Just when you thought it was hard to achieve a first in flight in this day and age, a city near Las Vegas has broken ground on what is believed to be the first commercial drone airport.
The Aerodrome, a non-profit in unmanned aircraft education, has partnered with Boulder City, Nevada to develop the droneport. The 50-acre site about 28 miles from the Las Vegas Strip is already partially operational but won’t be complete until 2018.
The FAA has today announced that it will finally allow the use of certain electronic devices during all phases of flight — including takeoff and landing. We’ve long been able to use devices while the plane is in the air, but you’ll no longer be forced to turn them off and put them away at certain times.
Wireless interference from an iPhone has been blamed for disrupting the compasses on a regional airliner and sending pilots several miles off course. The incident happened on a 2011 flight as it climbed past 9,000 feet, but the issue was resolved when a flight attendant asked a passenger to turn their iPhone off.
The chairman of the Federal Communications Commission (FCC) today pushed for a wider use of electronic portable devices in-flight.
In a letter to Michael Huerta, the acting administrator of the Federal Aviation Administration (FAA), FCC Chairman Julius Genachowski called for the FAA to “enable greater use of tablets, e-readers, and other portable devices” during airplane travel.
Using an iPad on a plane during takeoff is one of the biggest sins in the galaxy. Just ask Alec Baldwin. There hasn’t been much proof that it’s bad, but no one wants to test fate. The Federal Avaiation Administration is finally starting to relax on their electronics rules though.
American Airlines just became the first commercial carrier to get FAA approval to kit their pilots’ flight bags with iPads, and they get to use them in “all phases of flight.” I bet the pilots are stoked that they get play Angry Birds In Space during takeoff.
No one likes turning off their portable electronics on a flight during takeoff and landing, especially if they’re as harmless as an iPod or an e-reader. And the rule if often the subject of debate as we all become more reliant on these devices on a daily basis.

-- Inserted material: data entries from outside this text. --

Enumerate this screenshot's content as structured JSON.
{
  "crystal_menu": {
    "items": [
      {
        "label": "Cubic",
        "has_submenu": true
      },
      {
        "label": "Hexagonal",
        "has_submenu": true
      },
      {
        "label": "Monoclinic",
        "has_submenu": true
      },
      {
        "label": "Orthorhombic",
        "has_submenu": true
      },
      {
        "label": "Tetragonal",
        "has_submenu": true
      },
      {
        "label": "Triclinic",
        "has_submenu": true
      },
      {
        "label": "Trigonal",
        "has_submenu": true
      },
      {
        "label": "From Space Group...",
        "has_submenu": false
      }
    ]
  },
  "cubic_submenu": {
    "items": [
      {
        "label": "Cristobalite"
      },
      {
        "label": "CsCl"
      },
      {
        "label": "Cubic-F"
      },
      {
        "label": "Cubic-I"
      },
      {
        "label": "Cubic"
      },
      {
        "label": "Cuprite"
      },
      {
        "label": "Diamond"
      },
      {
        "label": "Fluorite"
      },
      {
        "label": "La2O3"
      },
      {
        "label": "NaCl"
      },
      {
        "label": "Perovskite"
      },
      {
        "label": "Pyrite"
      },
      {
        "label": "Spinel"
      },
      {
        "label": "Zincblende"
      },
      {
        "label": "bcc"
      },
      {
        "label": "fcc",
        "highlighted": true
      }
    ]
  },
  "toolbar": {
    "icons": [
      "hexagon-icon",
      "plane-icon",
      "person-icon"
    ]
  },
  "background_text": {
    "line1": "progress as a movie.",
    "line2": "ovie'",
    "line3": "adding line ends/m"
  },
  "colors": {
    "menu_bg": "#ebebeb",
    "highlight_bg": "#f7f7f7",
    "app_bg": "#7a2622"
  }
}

Thankfully, the Federal Aviation Administration (FAA) is now ready to reconsider the rule, and it’s asking passengers, flight attendants, airlines, and the makers of electronic devices for their opinion. Tell the FAA you think the rule is silly and you could help towards getting it abolished.